First Nation land and the environment are being damaged by illegal dumpers in the Penticton region.
In April 2017 alone, the Penticton Indian Band Natural Resource Department collected more than six tons of garbage off Penticton Indian Band land.
“One of these issues is that as soon as we remove, literally tons of garbage, many-many truck loads, they reappear the next week.”
Pepper says while some of the dumping is regular household waste, dangerous and damaging products like vehicles that are torched, chemicals and oils are being dumped as well.
“It is becoming more and more a problem,” said Pepper.
“We have been working on removing numerous garbage dumps every year, we have a program with watchers or guardians that tour around the reserve and spatially reference each dumpsite. Then we do what we can to keep cleaning them up.”
His said his team did a cleanup Monday morning that encompassed 60 garbage bags worth of junk in just one small cleanup.
“They are not only dumping their garbage. They are going out there, dumping cars, shooting cars up, torching cars,” said Pepper.
“We have campers down on the channel who are heavy drug users so there is a lot of needles and toilets, feces and drug paraphernalia, plus their garbage down there. You can imagine the difficulty in cleaning all these things up.”
Pepper said they now co-ordinating with the Regional District of Okanagan-Similkameen, the City of Penticton and the RCMP to try and curb this ongoing behaviour.
“It is rampant across the reserve. I think people cross the reserve border and they think it is outside city jurisdiction and they think it is carte blanche approval for them to do what they want,” said Pepper.
“No one entity can deal with this on their own. The PIB is reaching out to the RCMP and the city and the regional district and some NGO groups to try and form coalition to stop illegal dumping.”
One of the sources of the garbage, according to Pepper, is nefarious dumping companies that charge far less than their competitors because they come dump on PIB land.
“Un-reputable companies that tout garbage removal this time of year, they are very cheap, we believe these companies are throwing junk or household waste into their truck and then illegally dumping it,” said Pepper. “That is why they can undercut their competition so much. We have seen the same types of vehicles, because we have hidden cameras set up, come on to the reserve with full loads. I suspect untoward activity like that going on. In addition to people looking for a place in the woods to dump their garbage.”
As for those choosing to illegally dump, Pepper hopes your conscience will come into play.
“If it is a matter of cost, petition the RDOS to reduce or eliminate tipping fees,” said Pepper.
“If it is a matter of convenience. I would say that there are very long-term impacts that result from what you might think is a simple dump in the woods, the long-term implications are significant.
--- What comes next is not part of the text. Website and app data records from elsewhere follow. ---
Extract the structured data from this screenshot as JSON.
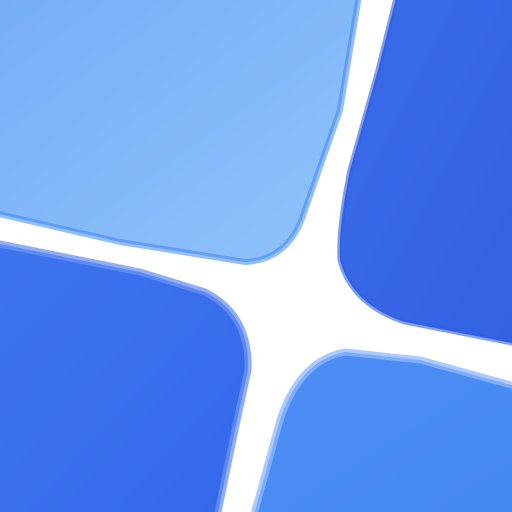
{
  "app_icon": {
    "name": "four-tile-grid-icon",
    "background": "#ffffff",
    "tiles": [
      {
        "id": "top-left",
        "fill_from": "#76aef7",
        "fill_to": "#90c2fb",
        "rim": "#3f86ef"
      },
      {
        "id": "top-right",
        "fill_from": "#3a6cea",
        "fill_to": "#3362e2",
        "rim": "#2f5fe0"
      },
      {
        "id": "bottom-left",
        "fill_from": "#3f74f0",
        "fill_to": "#3468ea",
        "rim": "#6b93f5"
      },
      {
        "id": "bottom-right",
        "fill_from": "#4d8ef5",
        "fill_to": "#4688f3",
        "rim": "#8fb8ff"
      }
    ]
  }
}
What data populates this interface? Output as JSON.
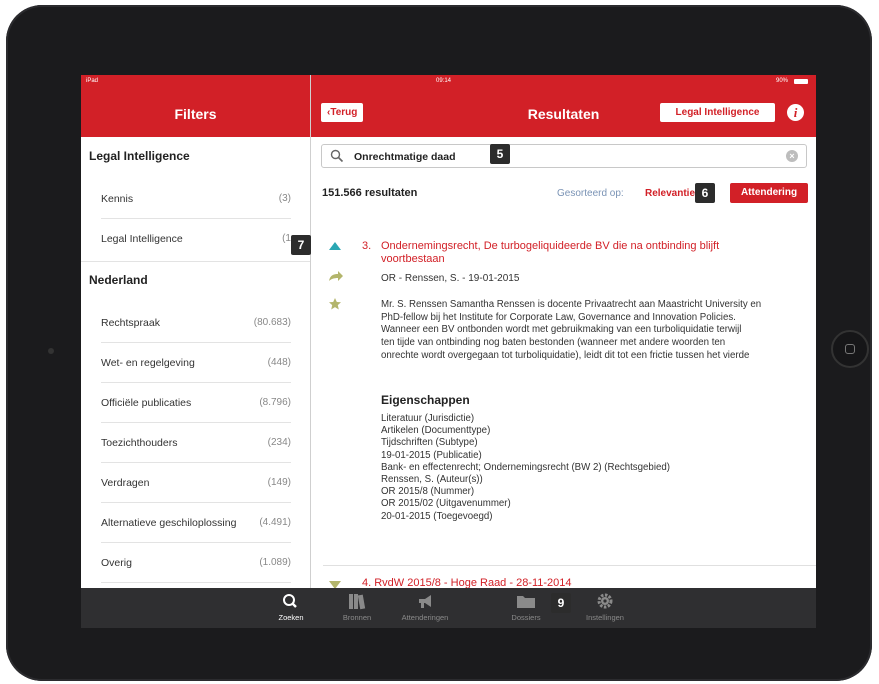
{
  "status": {
    "device": "iPad",
    "time": "09:14",
    "battery": "90%"
  },
  "left": {
    "title": "Filters",
    "sections": [
      {
        "heading": "Legal Intelligence",
        "items": [
          {
            "label": "Kennis",
            "count": "(3)"
          },
          {
            "label": "Legal Intelligence",
            "count": "(1"
          }
        ]
      },
      {
        "heading": "Nederland",
        "items": [
          {
            "label": "Rechtspraak",
            "count": "(80.683)"
          },
          {
            "label": "Wet- en regelgeving",
            "count": "(448)"
          },
          {
            "label": "Officiële publicaties",
            "count": "(8.796)"
          },
          {
            "label": "Toezichthouders",
            "count": "(234)"
          },
          {
            "label": "Verdragen",
            "count": "(149)"
          },
          {
            "label": "Alternatieve geschiloplossing",
            "count": "(4.491)"
          },
          {
            "label": "Overig",
            "count": "(1.089)"
          }
        ]
      }
    ]
  },
  "header": {
    "back": "‹Terug",
    "title": "Resultaten",
    "legal_intelligence": "Legal Intelligence",
    "info": "i"
  },
  "search": {
    "value": "Onrechtmatige daad"
  },
  "results": {
    "count": "151.566 resultaten",
    "sorted_label": "Gesorteerd op:",
    "sorted_value": "Relevantie",
    "attendering": "Attendering",
    "item": {
      "number": "3.",
      "title": "Ondernemingsrecht, De turbogeliquideerde BV die na ontbinding blijft voortbestaan",
      "meta": "OR - Renssen, S. - 19-01-2015",
      "snippet": [
        "Mr. S. Renssen Samantha Renssen is docente Privaatrecht aan Maastricht University en",
        "PhD-fellow bij het Institute for Corporate Law, Governance and Innovation Policies.",
        "Wanneer een BV ontbonden wordt met gebruikmaking van een turboliquidatie terwijl",
        "ten tijde van ontbinding nog baten bestonden (wanneer met andere woorden ten",
        "onrechte wordt overgegaan tot turboliquidatie), leidt dit tot een frictie tussen het vierde"
      ],
      "properties_heading": "Eigenschappen",
      "properties": [
        "Literatuur (Jurisdictie)",
        "Artikelen (Documenttype)",
        "Tijdschriften (Subtype)",
        "19-01-2015 (Publicatie)",
        "Bank- en effectenrecht; Ondernemingsrecht (BW 2) (Rechtsgebied)",
        "Renssen, S. (Auteur(s))",
        "OR 2015/8 (Nummer)",
        "OR 2015/02 (Uitgavenummer)",
        "20-01-2015 (Toegevoegd)"
      ]
    },
    "next_item": "4.  RvdW 2015/8 - Hoge Raad - 28-11-2014"
  },
  "tabs": [
    {
      "label": "Zoeken",
      "icon": "search-icon",
      "active": true
    },
    {
      "label": "Bronnen",
      "icon": "books-icon",
      "active": false
    },
    {
      "label": "Attenderingen",
      "icon": "megaphone-icon",
      "active": false
    },
    {
      "label": "Dossiers",
      "icon": "folder-icon",
      "active": false
    },
    {
      "label": "Instellingen",
      "icon": "gear-icon",
      "active": false
    }
  ],
  "callouts": [
    "5",
    "6",
    "7",
    "9"
  ],
  "colors": {
    "brand_red": "#d22027",
    "tabbar": "#2f2f31",
    "teal": "#2aa7b3",
    "olive": "#b3b56b"
  }
}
It leeches into the soil, it leeches into water systems, constant environmental damage.
“I would hope people have a conscience. It is well worth your time, think of your karma.”